[Unionists and environmentalists have a natural common interest because, on the one hand, there is a huge potential for job creation in the area of environmental protection and restoration, and on the other hand, we will never tap that potential until we vastly upgrade our technology of sharing and get it moving through the critical dimensions of marketable personal skills, employment per person, personal income, personal wealth.... The reason we will never be able to tap that potential is that in a situation of intensifying concentration of all these dimensions, we destroy the "no man is an island" warning and get thousands more acres of environmental beauty, housing the tiny wealthy minority - and millions more acres of urban and rural devastation, housing everyone else.
[However, if we deconcentrate or "centrifuge" the good stuff, starting with skills and employment, we reduce the pervasive job insecurity and enable millions more people to sensitize to the environment and provide the market for all those jobs in environmental protection and restoration. The technology of centrifuging or sharing skills and employment has recently taken a leap forward with last year's release of Timesizing, Not Downsizing. More jobs through worksharing inherently means shorter hours and higher pay, because it engineers, not just spot skill shortages as we have today (which merely motivate CEOs to import more cheap skills from overseas), but a general labor shortage, which harnesses market forces to raise pay and benefits across the board by centrifuging wealth.]
10/02 1 UPsizing:
10/01/99 2 demergers -
- 1,000 jobs to be added at factory in Scotland, Reuters via NYT, B3.
The semiconductor and telecommunications equipment maker Motorola Inc. said yesterday that it would add 1,000 jobs at its cellular telephone manufacturing plant in Bathgate, Scotland. The company currently employs 6,500 peoplel in its three Scottish plants. The jobs inlcude engineering, materials, quality, product introduction, information technology, finance, manufacturing, distribution and human resources positions. Motorola's shares were up....
- Ford planning to spin off parts division [& give wage & job guarantees to division's workers], by Robyn Meredith, NYT, C1.
- AutoNation to spin off its rental business [including Alamo Rent-A-Car], Bloomberg via Boston Globe, C2.

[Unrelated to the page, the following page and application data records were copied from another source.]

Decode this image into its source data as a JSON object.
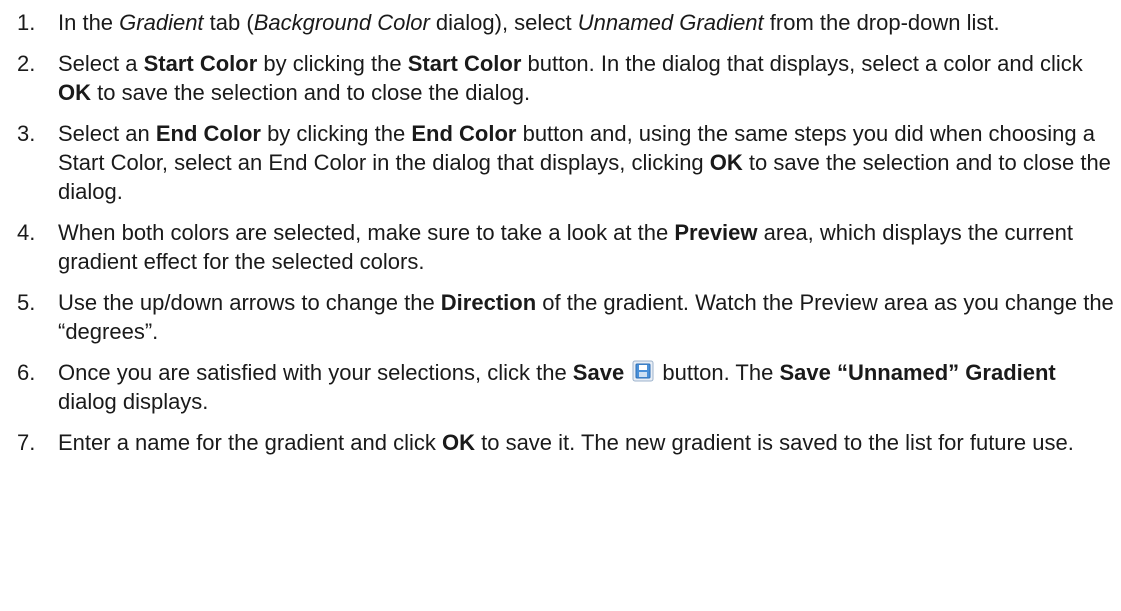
{
  "steps": [
    {
      "num": "1.",
      "parts": [
        {
          "t": "In the "
        },
        {
          "t": "Gradient",
          "i": true
        },
        {
          "t": " tab ("
        },
        {
          "t": "Background Color",
          "i": true
        },
        {
          "t": " dialog), select "
        },
        {
          "t": "Unnamed Gradient",
          "i": true
        },
        {
          "t": " from the drop-down list."
        }
      ]
    },
    {
      "num": "2.",
      "parts": [
        {
          "t": "Select a "
        },
        {
          "t": "Start Color",
          "b": true
        },
        {
          "t": " by clicking the "
        },
        {
          "t": "Start Color",
          "b": true
        },
        {
          "t": " button. In the dialog that displays, select a color and click "
        },
        {
          "t": "OK",
          "b": true
        },
        {
          "t": " to save the selection and to close the dialog."
        }
      ]
    },
    {
      "num": "3.",
      "parts": [
        {
          "t": "Select an "
        },
        {
          "t": "End Color",
          "b": true
        },
        {
          "t": " by clicking the "
        },
        {
          "t": "End Color",
          "b": true
        },
        {
          "t": " button and, using the same steps you did when choosing a Start Color, select an End Color in the dialog that displays, clicking "
        },
        {
          "t": "OK",
          "b": true
        },
        {
          "t": " to save the selection and to close the dialog."
        }
      ]
    },
    {
      "num": "4.",
      "parts": [
        {
          "t": "When both colors are selected, make sure to take a look at the "
        },
        {
          "t": "Preview",
          "b": true
        },
        {
          "t": " area, which displays the current gradient effect for the selected colors."
        }
      ]
    },
    {
      "num": "5.",
      "parts": [
        {
          "t": "Use the up/down arrows to change the "
        },
        {
          "t": "Direction",
          "b": true
        },
        {
          "t": " of the gradient. Watch the Preview area as you change the “degrees”."
        }
      ]
    },
    {
      "num": "6.",
      "parts": [
        {
          "t": "Once you are satisfied with your selections, click the "
        },
        {
          "t": "Save",
          "b": true
        },
        {
          "icon": "save-icon"
        },
        {
          "t": " button. The "
        },
        {
          "t": "Save “Unnamed” Gradient",
          "b": true
        },
        {
          "t": " dialog displays."
        }
      ]
    },
    {
      "num": "7.",
      "parts": [
        {
          "t": "Enter a name for the gradient and click "
        },
        {
          "t": "OK",
          "b": true
        },
        {
          "t": " to save it. The new gradient is saved to the list for future use."
        }
      ]
    }
  ],
  "colors": {
    "text": "#1a1a1a",
    "save_icon_fill": "#4a90d9",
    "save_icon_border": "#2e6fb5"
  }
}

Click here for good news in Sept. 16-30/99.
Click here for good news in Sept. 1-15/99.
Click here for good news in Aug. 16-31/99.
Click here for good news in Aug. 1-15/99.
Click here for good news in July 16-31/99.
Click here for good news in July 1-15/99.
Click here for good news in June 16-30/99.
Click here for good news in June 1-15/99.
Click here for good news in May/99.
Click here for good news in Apr/99.
Click here for good news in Mar/99.
Click here for good news in Jan-Feb/99.